Dataset items:

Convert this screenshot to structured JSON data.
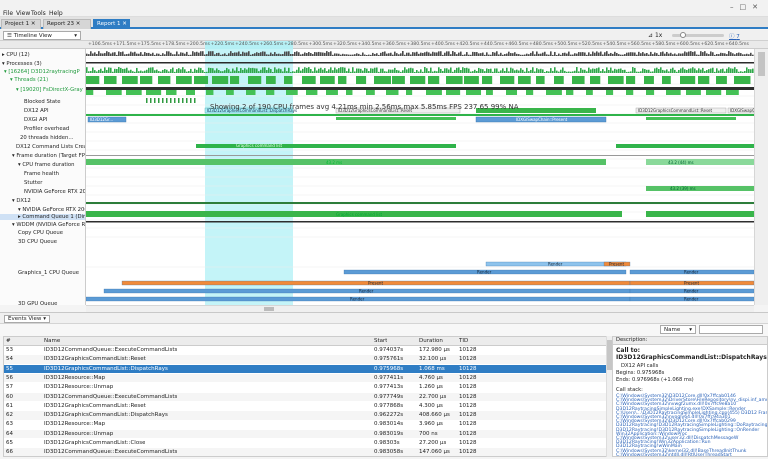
{
  "menu": [
    "File",
    "View",
    "Tools",
    "Help"
  ],
  "tabs": [
    "Project 1",
    "Report 23",
    "Report 1"
  ],
  "toolbar": {
    "view_select": "Timeline View",
    "zoom_label": "1x",
    "messages_label": "7 messages"
  },
  "ruler_ticks": [
    "+106.5ms",
    "+171.5ms",
    "+175.5ms",
    "+178.5ms",
    "+200.5ms",
    "+220.5ms",
    "+240.5ms",
    "+260.5ms",
    "+280.5ms",
    "+300.5ms",
    "+320.5ms",
    "+340.5ms",
    "+360.5ms",
    "+380.5ms",
    "+400.5ms",
    "+420.5ms",
    "+440.5ms",
    "+460.5ms",
    "+480.5ms",
    "+500.5ms",
    "+520.5ms",
    "+540.5ms",
    "+560.5ms",
    "+580.5ms",
    "+600.5ms",
    "+620.5ms",
    "+640.5ms"
  ],
  "tree": [
    {
      "label": "CPU (12)",
      "style": "",
      "sel": false
    },
    {
      "label": "Processes (3)",
      "style": "",
      "sel": false
    },
    {
      "label": "[16264] D3D12raytracingP",
      "style": "green",
      "sel": false
    },
    {
      "label": "Threads (21)",
      "style": "green",
      "sel": false
    },
    {
      "label": "[19020] FsDirectX-Gray",
      "style": "green",
      "sel": false
    },
    {
      "label": "Blocked State",
      "style": "",
      "sel": false
    },
    {
      "label": "DX12 API",
      "style": "",
      "sel": false
    },
    {
      "label": "DXGI API",
      "style": "",
      "sel": false
    },
    {
      "label": "Profiler overhead",
      "style": "",
      "sel": false
    },
    {
      "label": "20 threads hidden...",
      "style": "",
      "sel": false
    },
    {
      "label": "DX12 Command Lists Creatio",
      "style": "",
      "sel": false
    },
    {
      "label": "Frame duration (Target FPS: 6",
      "style": "",
      "sel": false
    },
    {
      "label": "CPU frame duration",
      "style": "",
      "sel": false
    },
    {
      "label": "Frame health",
      "style": "",
      "sel": false
    },
    {
      "label": "Stutter",
      "style": "",
      "sel": false
    },
    {
      "label": "NVIDIA GeForce RTX 2060",
      "style": "",
      "sel": false
    },
    {
      "label": "DX12",
      "style": "",
      "sel": false
    },
    {
      "label": "NVIDIA GeForce RTX 2060",
      "style": "",
      "sel": false
    },
    {
      "label": "Command Queue 1 (Direct)",
      "style": "",
      "sel": true
    },
    {
      "label": "WDDM (NVIDIA GeForce RTX",
      "style": "",
      "sel": false
    },
    {
      "label": "Copy CPU Queue",
      "style": "",
      "sel": false
    },
    {
      "label": "3D CPU Queue",
      "style": "",
      "sel": false
    },
    {
      "label": "Graphics_1 CPU Queue",
      "style": "",
      "sel": false
    },
    {
      "label": "3D GPU Queue",
      "style": "",
      "sel": false
    }
  ],
  "timeline_labels": {
    "blue1": "ID3D12Gr...",
    "blue_sel": "ID3D12GraphicsCommandList::DispatchRays",
    "green_long": "ID3D12CommandQueue::ExecuteCommandLists",
    "grey1": "ID3D12GraphicsCommandList::Reset",
    "grey2": "IDXGISwapChain::Present",
    "blue_mid": "ID3D12GraphicsCommandList::Reset",
    "blue_mid2": "IDXGISwapChain::Present",
    "cmdlist": "Graphics command list",
    "fps_bar": "43.2 ms",
    "fps_bar2": "43.2 (44) ms",
    "rtx_bar": "43.2 (39) ms",
    "queue_bar": "Graphics command list",
    "present": "Present",
    "render": "Render",
    "reset": "Reset"
  },
  "overlay_text": "Showing 2 of 190 CPU frames  avg 4.21ms  min 2.56ms  max 5.85ms  FPS 237.65 99% NA",
  "events": {
    "view_select": "Events View",
    "name_select": "Name",
    "columns": [
      "#",
      "Name",
      "Start",
      "Duration",
      "TID"
    ],
    "rows": [
      [
        "53",
        "ID3D12CommandQueue::ExecuteCommandLists",
        "0.974037s",
        "172.980 μs",
        "10128"
      ],
      [
        "54",
        "ID3D12GraphicsCommandList::Reset",
        "0.975761s",
        "32.100 μs",
        "10128"
      ],
      [
        "55",
        "ID3D12GraphicsCommandList::DispatchRays",
        "0.975968s",
        "1.068 ms",
        "10128"
      ],
      [
        "56",
        "ID3D12Resource::Map",
        "0.977411s",
        "4.760 μs",
        "10128"
      ],
      [
        "57",
        "ID3D12Resource::Unmap",
        "0.977413s",
        "1.260 μs",
        "10128"
      ],
      [
        "60",
        "ID3D12CommandQueue::ExecuteCommandLists",
        "0.977749s",
        "22.700 μs",
        "10128"
      ],
      [
        "61",
        "ID3D12GraphicsCommandList::Reset",
        "0.977868s",
        "4.300 μs",
        "10128"
      ],
      [
        "62",
        "ID3D12GraphicsCommandList::DispatchRays",
        "0.962272s",
        "408.660 μs",
        "10128"
      ],
      [
        "63",
        "ID3D12Resource::Map",
        "0.983014s",
        "3.960 μs",
        "10128"
      ],
      [
        "64",
        "ID3D12Resource::Unmap",
        "0.983019s",
        "700 ns",
        "10128"
      ],
      [
        "65",
        "ID3D12GraphicsCommandList::Close",
        "0.98303s",
        "27.200 μs",
        "10128"
      ],
      [
        "66",
        "ID3D12CommandQueue::ExecuteCommandLists",
        "0.983058s",
        "147.060 μs",
        "10128"
      ]
    ]
  },
  "description": {
    "header": "Description:",
    "call_to": "Call to:",
    "func": "ID3D12GraphicsCommandList::DispatchRays",
    "api": "DX12 API calls",
    "begins": "Begins: 0.975968s",
    "ends": "Ends: 0.976968s (+1.068 ms)",
    "callstack": "Call stack:",
    "stack": [
      "C:\\Windows\\System32\\D3D12Core.dll!0x7ffcab0146",
      "C:\\Windows\\System32\\DriverStore\\FileRepository\\nv_dispi.inf_amd64",
      "C:\\Windows\\System32\\nvwgf2umx.dll!0x7ffc9e8a10",
      "D3D12RaytracingSimpleLighting.exe!DXSample::Render",
      "C:\\Users\\...\\D3D12RaytracingSimpleLighting.cpp(455) D3D12 Frame(1)",
      "C:\\Windows\\System32\\nvoglv64.dll!0x7ffc94a301",
      "C:\\Windows\\System32\\D3D12Core.dll!0x7ffcab0299",
      "D3D12Raytracing!D3D12RaytracingSimpleLighting::DoRaytracing",
      "D3D12Raytracing!D3D12RaytracingSimpleLighting::OnRender",
      "Win32Application::WindowProc",
      "C:\\Windows\\System32\\user32.dll!DispatchMessageW",
      "D3D12Raytracing!Win32Application::Run",
      "D3D12Raytracing!wWinMain",
      "C:\\Windows\\System32\\kernel32.dll!BaseThreadInitThunk",
      "C:\\Windows\\System32\\ntdll.dll!RtlUserThreadStart"
    ]
  },
  "colors": {
    "accent": "#2f7dc4",
    "green": "#2fb34a",
    "blue": "#5b9bd5",
    "orange": "#f08a3a",
    "selection_cyan": "#a8f0f6"
  }
}
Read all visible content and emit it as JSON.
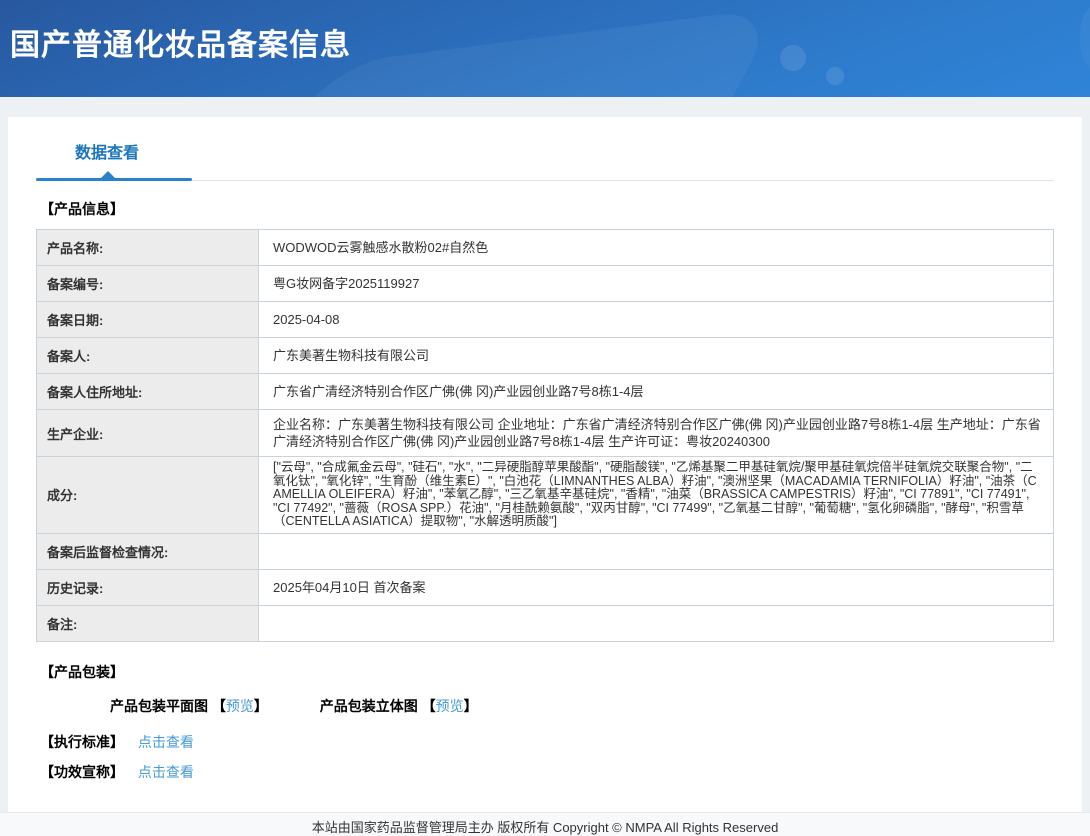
{
  "header": {
    "title": "国产普通化妆品备案信息"
  },
  "tabs": {
    "data_view": "数据查看"
  },
  "sections": {
    "product_info_title": "【产品信息】",
    "product_packaging_title": "【产品包装】",
    "execution_standard_title": "【执行标准】",
    "efficacy_claim_title": "【功效宣称】"
  },
  "product_table": {
    "rows": [
      {
        "label": "产品名称:",
        "value": "WODWOD云雾触感水散粉02#自然色"
      },
      {
        "label": "备案编号:",
        "value": "粤G妆网备字2025119927"
      },
      {
        "label": "备案日期:",
        "value": "2025-04-08"
      },
      {
        "label": "备案人:",
        "value": "广东美著生物科技有限公司"
      },
      {
        "label": "备案人住所地址:",
        "value": "广东省广清经济特别合作区广佛(佛 冈)产业园创业路7号8栋1-4层"
      },
      {
        "label": "生产企业:",
        "value": "企业名称：广东美著生物科技有限公司 企业地址：广东省广清经济特别合作区广佛(佛 冈)产业园创业路7号8栋1-4层 生产地址：广东省广清经济特别合作区广佛(佛 冈)产业园创业路7号8栋1-4层 生产许可证：粤妆20240300"
      },
      {
        "label": "成分:",
        "value": "[\"云母\", \"合成氟金云母\", \"硅石\", \"水\", \"二异硬脂醇苹果酸酯\", \"硬脂酸镁\", \"乙烯基聚二甲基硅氧烷/聚甲基硅氧烷倍半硅氧烷交联聚合物\", \"二氧化钛\", \"氧化锌\", \"生育酚（维生素E）\", \"白池花（LIMNANTHES ALBA）籽油\", \"澳洲坚果（MACADAMIA TERNIFOLIA）籽油\", \"油茶（CAMELLIA OLEIFERA）籽油\", \"苯氧乙醇\", \"三乙氧基辛基硅烷\", \"香精\", \"油菜（BRASSICA CAMPESTRIS）籽油\", \"CI 77891\", \"CI 77491\", \"CI 77492\", \"蔷薇（ROSA SPP.）花油\", \"月桂酰赖氨酸\", \"双丙甘醇\", \"CI 77499\", \"乙氧基二甘醇\", \"葡萄糖\", \"氢化卵磷脂\", \"酵母\", \"积雪草（CENTELLA ASIATICA）提取物\", \"水解透明质酸\"]"
      },
      {
        "label": "备案后监督检查情况:",
        "value": ""
      },
      {
        "label": "历史记录:",
        "value": "2025年04月10日 首次备案"
      },
      {
        "label": "备注:",
        "value": ""
      }
    ]
  },
  "packaging": {
    "flat_label": "产品包装平面图",
    "stereo_label": "产品包装立体图",
    "preview_link": "预览",
    "bracket_open": "【",
    "bracket_close": "】"
  },
  "links": {
    "click_to_view": "点击查看"
  },
  "footer": {
    "text": "本站由国家药品监督管理局主办 版权所有 Copyright © NMPA All Rights Reserved"
  },
  "colors": {
    "header_blue": "#2e7ccd",
    "accent_blue": "#2a82ca",
    "tab_text_blue": "#1d76bd",
    "link_blue": "#449bd6",
    "table_border": "#c9d3dc",
    "label_cell_bg": "#ececec",
    "page_bg": "#edf1f4"
  }
}
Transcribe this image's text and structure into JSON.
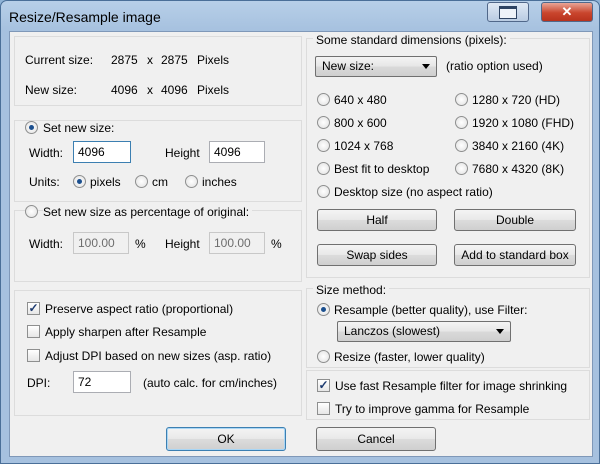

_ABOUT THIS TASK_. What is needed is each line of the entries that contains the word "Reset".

_COMPLETED EXERCISE_.
    "grey1": "ID3D12GraphicsCommandList::Reset",
    "blue_mid": "ID3D12GraphicsCommandList::Reset",
    "reset": "Reset"
        "ID3D12GraphicsCommandList::Reset",
        "ID3D12GraphicsCommandList::Reset",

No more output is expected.